- [Problem to solve]: Whenever a line contains the string "title", copy it out of the entries.

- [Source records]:

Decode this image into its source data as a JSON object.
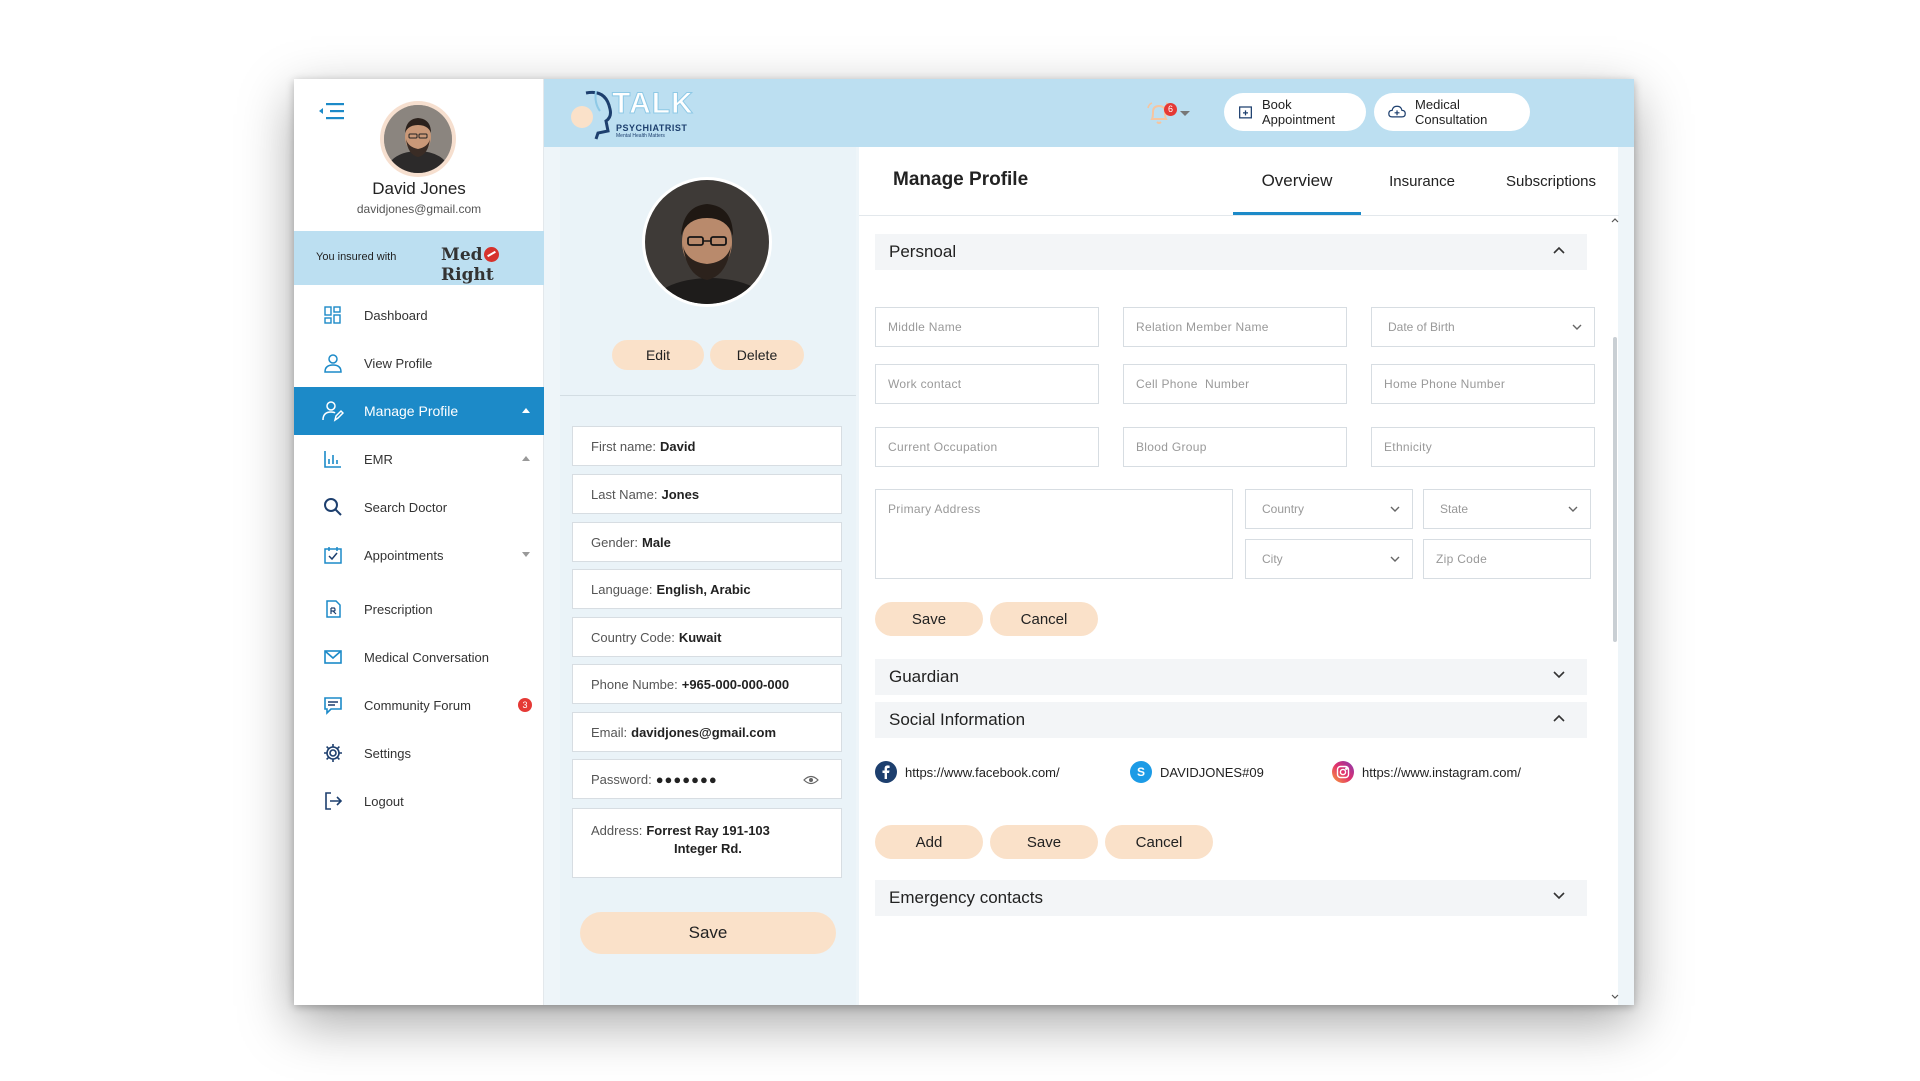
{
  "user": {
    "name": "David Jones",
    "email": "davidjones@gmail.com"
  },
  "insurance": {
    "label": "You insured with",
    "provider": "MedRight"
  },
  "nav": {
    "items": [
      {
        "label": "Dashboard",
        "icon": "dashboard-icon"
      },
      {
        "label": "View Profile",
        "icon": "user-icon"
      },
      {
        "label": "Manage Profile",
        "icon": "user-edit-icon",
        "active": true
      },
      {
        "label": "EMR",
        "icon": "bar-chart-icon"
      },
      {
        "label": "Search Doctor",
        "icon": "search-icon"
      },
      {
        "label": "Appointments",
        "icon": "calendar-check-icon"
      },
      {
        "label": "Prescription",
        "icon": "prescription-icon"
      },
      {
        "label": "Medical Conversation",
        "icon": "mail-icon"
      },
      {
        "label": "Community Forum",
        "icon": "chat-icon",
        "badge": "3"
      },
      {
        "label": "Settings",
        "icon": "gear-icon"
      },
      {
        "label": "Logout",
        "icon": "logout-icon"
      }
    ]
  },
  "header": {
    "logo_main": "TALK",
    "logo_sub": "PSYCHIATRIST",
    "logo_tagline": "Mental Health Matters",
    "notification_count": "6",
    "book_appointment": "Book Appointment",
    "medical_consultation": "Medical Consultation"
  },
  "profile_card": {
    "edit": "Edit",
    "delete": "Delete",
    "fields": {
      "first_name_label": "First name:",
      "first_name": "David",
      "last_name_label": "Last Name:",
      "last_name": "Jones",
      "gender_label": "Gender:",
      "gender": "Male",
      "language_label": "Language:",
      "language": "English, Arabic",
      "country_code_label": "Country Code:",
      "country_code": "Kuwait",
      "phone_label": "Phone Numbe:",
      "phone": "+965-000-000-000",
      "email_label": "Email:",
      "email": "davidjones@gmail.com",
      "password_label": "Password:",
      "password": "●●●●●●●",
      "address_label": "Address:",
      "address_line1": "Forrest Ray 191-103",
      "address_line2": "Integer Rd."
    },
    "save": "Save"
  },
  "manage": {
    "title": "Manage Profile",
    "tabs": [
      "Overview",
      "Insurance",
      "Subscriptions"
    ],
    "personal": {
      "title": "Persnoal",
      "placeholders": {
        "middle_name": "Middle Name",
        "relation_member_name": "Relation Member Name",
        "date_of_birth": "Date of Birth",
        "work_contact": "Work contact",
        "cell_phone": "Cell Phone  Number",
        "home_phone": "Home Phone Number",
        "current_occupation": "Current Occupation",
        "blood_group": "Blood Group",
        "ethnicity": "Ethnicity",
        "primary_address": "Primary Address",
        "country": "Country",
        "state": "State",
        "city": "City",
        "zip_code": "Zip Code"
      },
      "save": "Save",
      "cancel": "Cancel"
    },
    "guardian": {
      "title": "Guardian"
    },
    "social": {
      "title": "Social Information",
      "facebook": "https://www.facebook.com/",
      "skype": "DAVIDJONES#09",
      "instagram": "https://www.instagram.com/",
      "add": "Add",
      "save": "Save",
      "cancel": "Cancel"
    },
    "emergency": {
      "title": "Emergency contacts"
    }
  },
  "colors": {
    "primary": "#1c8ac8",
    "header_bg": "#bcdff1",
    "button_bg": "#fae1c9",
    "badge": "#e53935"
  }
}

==

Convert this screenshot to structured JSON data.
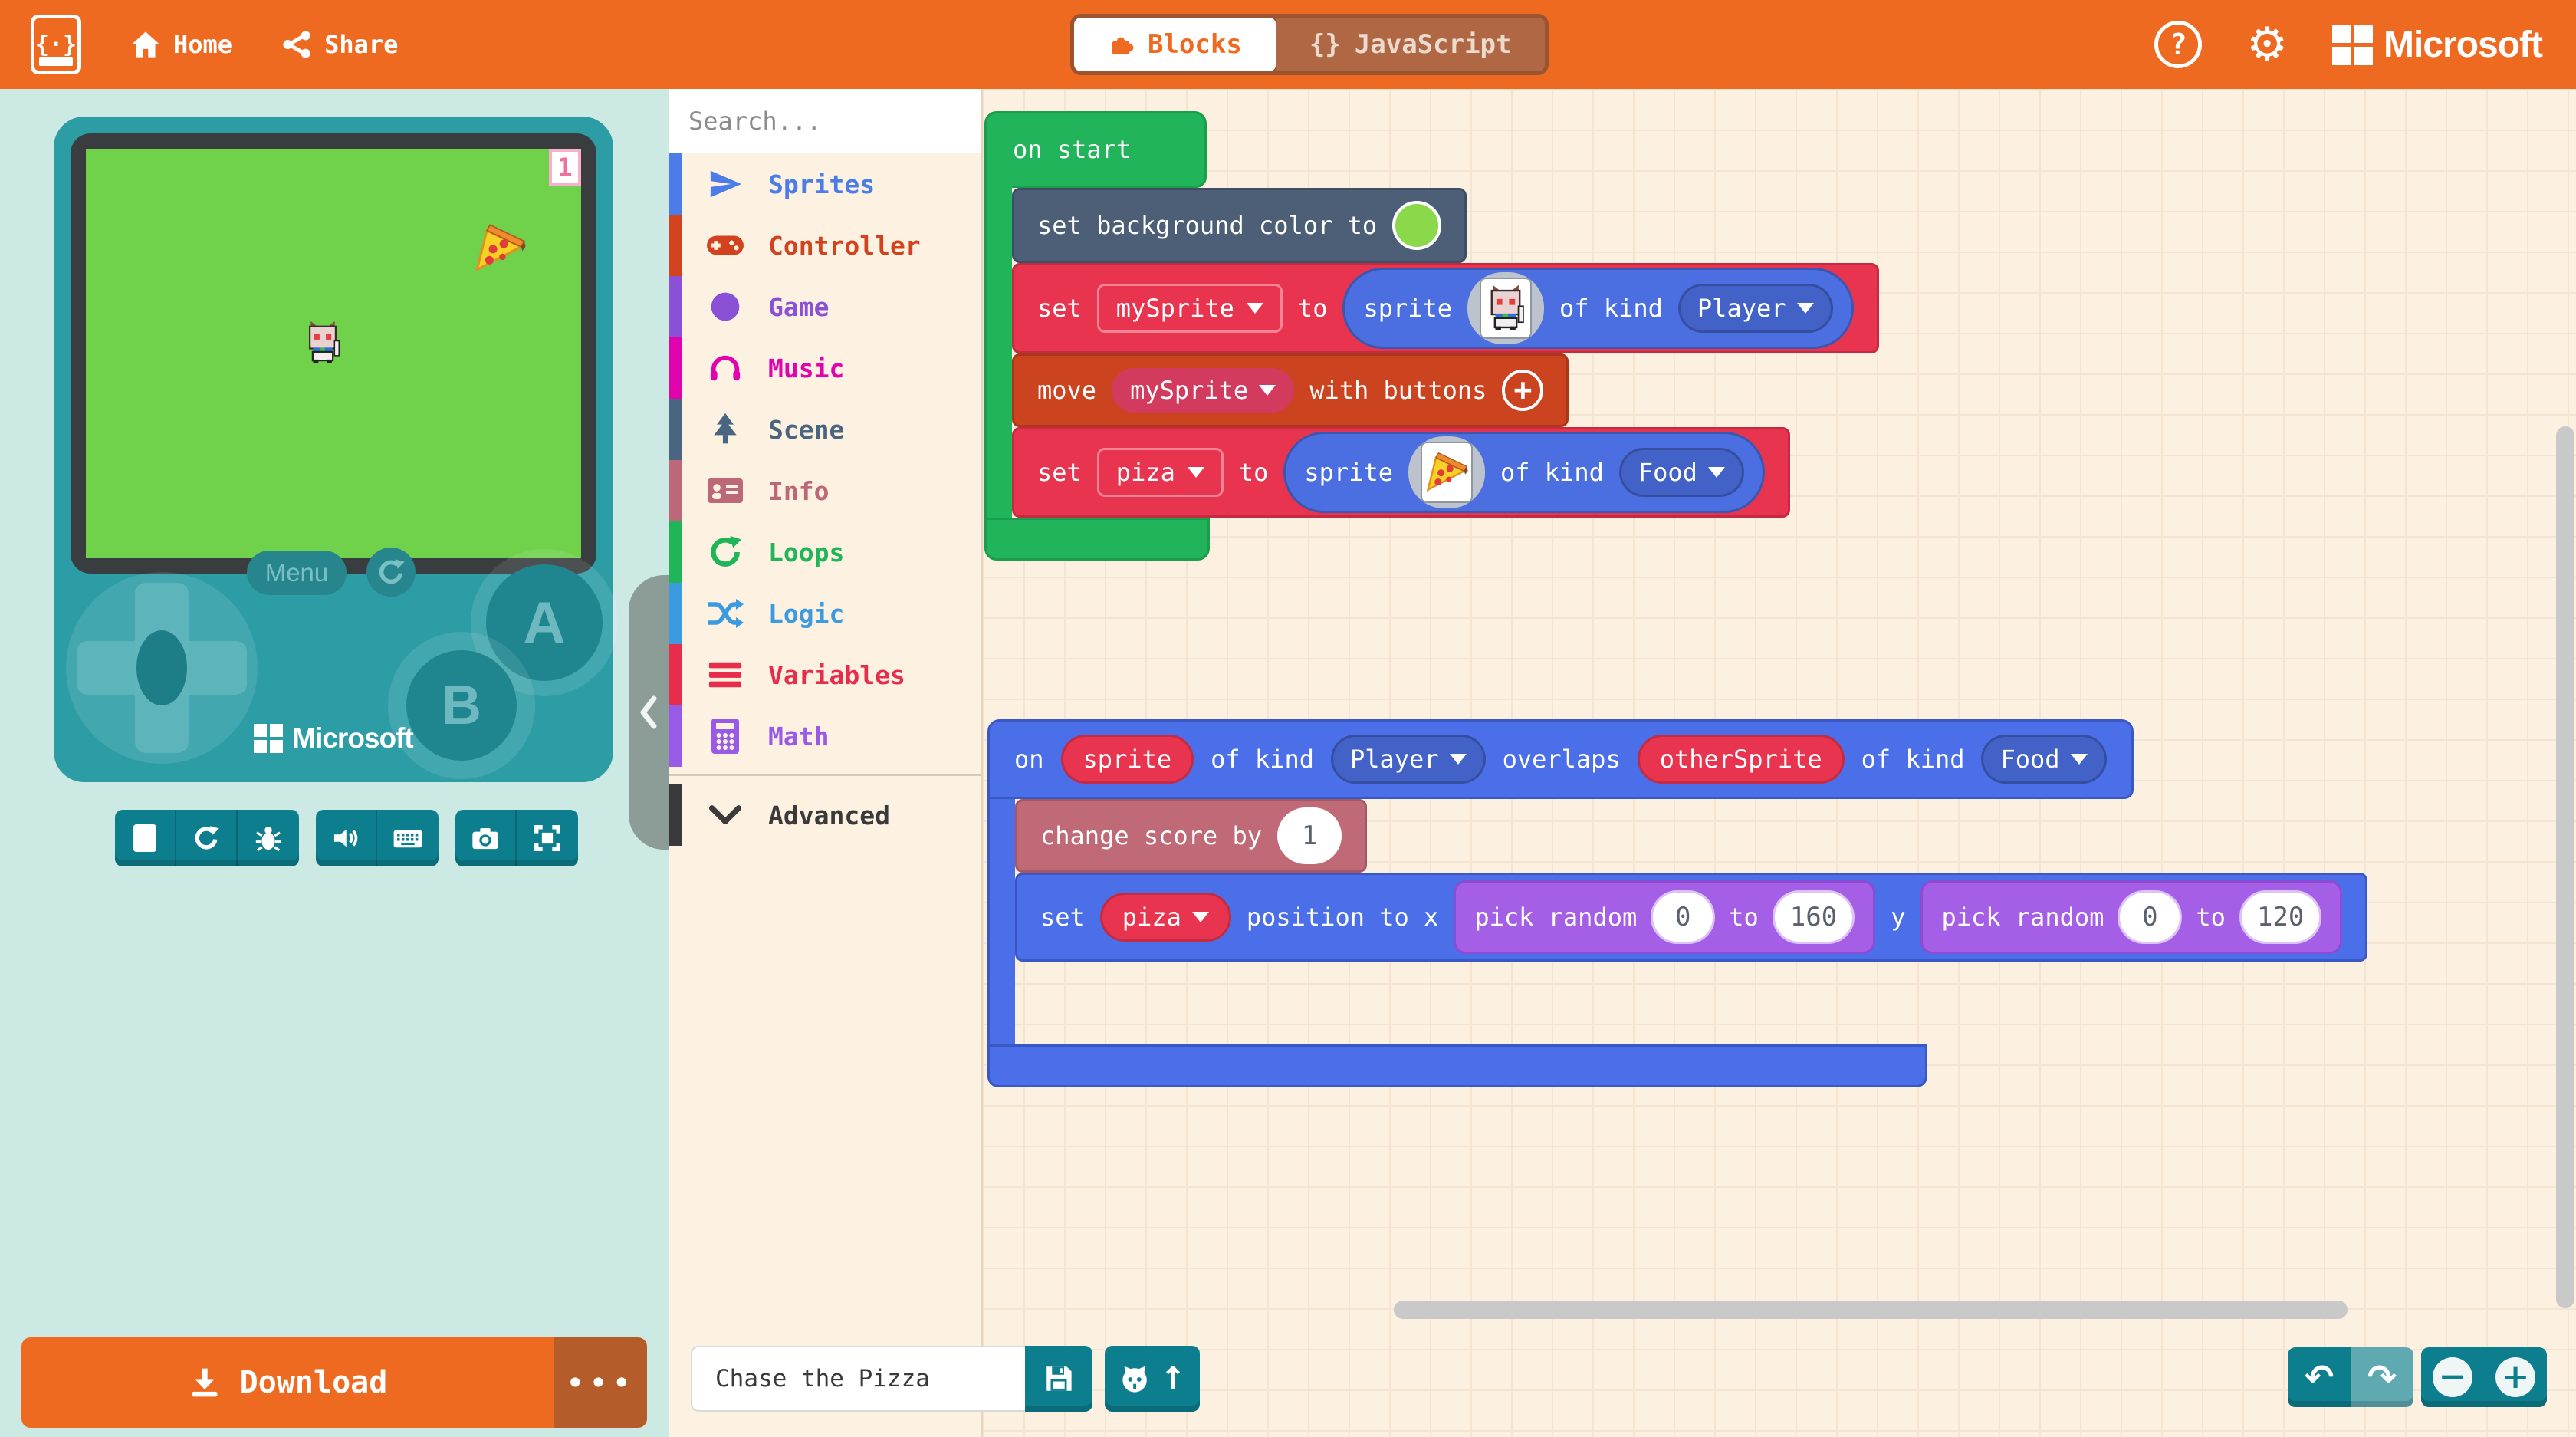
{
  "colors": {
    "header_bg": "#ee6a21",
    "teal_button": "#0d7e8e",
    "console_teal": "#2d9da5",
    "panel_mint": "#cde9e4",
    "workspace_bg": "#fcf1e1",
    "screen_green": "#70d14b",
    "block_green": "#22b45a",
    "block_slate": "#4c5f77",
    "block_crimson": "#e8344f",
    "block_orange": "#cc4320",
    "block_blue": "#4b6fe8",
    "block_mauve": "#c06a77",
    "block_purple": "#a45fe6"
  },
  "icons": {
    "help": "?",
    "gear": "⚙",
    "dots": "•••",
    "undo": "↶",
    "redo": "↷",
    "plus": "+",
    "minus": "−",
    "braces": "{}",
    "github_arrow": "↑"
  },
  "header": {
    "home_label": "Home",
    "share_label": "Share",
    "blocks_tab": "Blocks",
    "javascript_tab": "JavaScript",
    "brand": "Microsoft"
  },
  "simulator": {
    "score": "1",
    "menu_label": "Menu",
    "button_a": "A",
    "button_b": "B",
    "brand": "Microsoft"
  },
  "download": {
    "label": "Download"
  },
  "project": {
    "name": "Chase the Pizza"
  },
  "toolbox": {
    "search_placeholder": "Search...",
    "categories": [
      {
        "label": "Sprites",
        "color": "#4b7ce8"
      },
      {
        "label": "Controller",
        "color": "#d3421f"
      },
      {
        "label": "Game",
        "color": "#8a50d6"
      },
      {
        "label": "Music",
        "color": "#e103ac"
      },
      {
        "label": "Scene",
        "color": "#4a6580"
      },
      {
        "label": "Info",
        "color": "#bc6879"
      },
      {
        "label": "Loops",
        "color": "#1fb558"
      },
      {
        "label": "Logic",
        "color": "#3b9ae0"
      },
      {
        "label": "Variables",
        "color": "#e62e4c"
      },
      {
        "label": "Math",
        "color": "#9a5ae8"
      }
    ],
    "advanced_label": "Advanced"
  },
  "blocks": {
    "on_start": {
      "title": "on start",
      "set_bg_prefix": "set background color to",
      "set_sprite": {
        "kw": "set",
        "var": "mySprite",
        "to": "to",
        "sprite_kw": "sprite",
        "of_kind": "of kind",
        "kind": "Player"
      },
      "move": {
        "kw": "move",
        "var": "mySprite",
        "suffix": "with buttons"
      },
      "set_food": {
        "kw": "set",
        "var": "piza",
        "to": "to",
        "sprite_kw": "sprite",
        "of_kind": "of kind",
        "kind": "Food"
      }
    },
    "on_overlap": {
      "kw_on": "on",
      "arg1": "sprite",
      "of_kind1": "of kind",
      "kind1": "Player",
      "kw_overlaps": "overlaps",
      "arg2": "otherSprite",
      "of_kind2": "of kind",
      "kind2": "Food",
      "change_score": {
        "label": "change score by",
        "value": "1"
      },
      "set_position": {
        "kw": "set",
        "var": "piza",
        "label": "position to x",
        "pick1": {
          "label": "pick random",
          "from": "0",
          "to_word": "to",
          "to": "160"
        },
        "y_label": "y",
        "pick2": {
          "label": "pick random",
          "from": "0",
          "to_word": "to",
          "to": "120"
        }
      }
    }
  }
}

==

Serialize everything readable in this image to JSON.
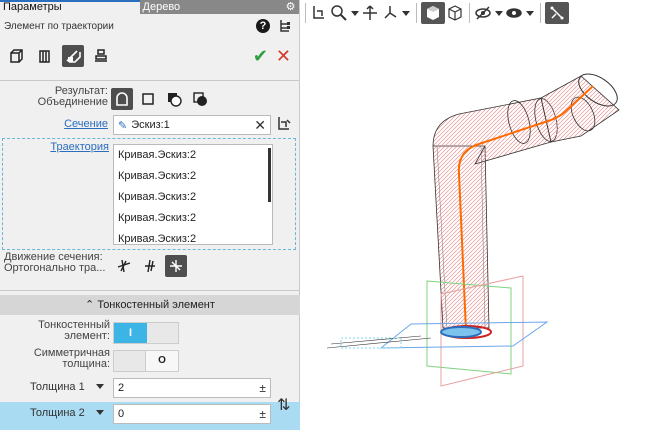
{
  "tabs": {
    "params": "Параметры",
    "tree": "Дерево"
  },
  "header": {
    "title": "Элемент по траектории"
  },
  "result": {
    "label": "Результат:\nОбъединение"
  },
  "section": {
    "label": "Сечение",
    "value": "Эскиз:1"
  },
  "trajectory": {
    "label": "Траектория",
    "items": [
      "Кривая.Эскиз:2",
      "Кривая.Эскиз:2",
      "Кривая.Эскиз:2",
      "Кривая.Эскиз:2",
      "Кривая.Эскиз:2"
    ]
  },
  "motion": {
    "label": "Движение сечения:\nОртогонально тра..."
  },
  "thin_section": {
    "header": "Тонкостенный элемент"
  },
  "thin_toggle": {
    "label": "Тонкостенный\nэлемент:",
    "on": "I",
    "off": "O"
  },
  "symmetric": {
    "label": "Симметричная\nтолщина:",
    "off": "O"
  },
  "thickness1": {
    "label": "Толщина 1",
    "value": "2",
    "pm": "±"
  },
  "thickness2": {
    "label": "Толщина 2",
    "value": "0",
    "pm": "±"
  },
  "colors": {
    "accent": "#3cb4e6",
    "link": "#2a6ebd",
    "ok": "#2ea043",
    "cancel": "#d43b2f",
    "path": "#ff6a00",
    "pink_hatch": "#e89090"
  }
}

- [Solution]:
    "title": "Manage Profile",
      "title": "Persnoal",
      "title": "Guardian"
      "title": "Social Information",
      "title": "Emergency contacts"
      "title": "on start",
    "title": "Элемент по траектории"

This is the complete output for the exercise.